→ Task requirements
Go through the entries and tally the lines containing the word "likes". Only the total is wanted.

[Data about app and page elements]
__________
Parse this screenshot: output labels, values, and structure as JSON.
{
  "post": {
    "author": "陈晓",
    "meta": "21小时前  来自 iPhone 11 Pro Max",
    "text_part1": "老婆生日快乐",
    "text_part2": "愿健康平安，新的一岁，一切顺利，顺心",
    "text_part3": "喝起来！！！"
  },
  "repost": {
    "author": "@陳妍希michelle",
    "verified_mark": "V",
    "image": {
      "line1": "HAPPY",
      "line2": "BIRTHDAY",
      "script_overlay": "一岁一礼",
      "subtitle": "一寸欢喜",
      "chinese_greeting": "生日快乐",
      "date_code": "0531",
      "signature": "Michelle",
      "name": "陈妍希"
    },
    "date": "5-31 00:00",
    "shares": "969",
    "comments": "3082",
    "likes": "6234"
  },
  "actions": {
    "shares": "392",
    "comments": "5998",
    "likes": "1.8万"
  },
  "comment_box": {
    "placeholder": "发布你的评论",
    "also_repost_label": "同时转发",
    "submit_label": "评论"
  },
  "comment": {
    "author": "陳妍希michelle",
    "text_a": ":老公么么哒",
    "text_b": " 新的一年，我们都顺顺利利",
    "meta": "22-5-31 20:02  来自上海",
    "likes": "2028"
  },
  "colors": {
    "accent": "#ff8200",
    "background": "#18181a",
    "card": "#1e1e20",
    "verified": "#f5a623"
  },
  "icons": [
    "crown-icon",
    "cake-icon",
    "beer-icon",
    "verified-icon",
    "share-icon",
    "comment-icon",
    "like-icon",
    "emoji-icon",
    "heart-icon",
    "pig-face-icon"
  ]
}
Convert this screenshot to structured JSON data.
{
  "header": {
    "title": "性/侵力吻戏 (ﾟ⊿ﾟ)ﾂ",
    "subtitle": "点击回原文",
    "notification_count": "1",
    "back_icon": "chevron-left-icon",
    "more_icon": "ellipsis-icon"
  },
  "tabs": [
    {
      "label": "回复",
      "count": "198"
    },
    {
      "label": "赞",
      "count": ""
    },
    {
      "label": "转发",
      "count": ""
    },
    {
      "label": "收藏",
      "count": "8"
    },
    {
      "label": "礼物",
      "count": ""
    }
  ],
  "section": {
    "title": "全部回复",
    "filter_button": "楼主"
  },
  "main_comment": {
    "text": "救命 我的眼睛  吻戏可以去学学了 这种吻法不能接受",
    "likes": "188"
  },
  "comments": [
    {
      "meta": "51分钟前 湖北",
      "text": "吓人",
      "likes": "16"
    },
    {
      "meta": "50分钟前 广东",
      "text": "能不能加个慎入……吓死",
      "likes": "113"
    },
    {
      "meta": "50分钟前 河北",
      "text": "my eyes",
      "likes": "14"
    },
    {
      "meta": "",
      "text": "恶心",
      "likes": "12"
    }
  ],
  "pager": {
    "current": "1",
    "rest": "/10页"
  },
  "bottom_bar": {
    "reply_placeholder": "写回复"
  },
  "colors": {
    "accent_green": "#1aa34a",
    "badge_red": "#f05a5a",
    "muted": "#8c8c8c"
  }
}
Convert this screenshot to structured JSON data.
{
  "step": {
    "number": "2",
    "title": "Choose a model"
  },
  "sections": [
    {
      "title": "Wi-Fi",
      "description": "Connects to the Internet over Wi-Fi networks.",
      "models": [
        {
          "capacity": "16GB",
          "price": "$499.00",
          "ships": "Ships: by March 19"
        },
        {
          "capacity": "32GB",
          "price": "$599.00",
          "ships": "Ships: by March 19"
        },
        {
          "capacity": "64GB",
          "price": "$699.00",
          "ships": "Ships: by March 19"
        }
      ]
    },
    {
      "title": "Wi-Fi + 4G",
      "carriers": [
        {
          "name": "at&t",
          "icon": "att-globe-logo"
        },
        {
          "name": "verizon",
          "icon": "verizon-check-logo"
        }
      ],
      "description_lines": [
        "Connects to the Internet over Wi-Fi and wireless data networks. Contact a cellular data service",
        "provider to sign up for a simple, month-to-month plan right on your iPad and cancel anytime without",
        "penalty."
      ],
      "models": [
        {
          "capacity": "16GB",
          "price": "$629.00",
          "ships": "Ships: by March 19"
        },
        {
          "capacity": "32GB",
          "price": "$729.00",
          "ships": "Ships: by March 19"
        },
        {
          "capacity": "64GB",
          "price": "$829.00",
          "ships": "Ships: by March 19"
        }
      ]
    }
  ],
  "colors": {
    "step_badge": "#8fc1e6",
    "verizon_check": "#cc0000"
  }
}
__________
→ Task solution
8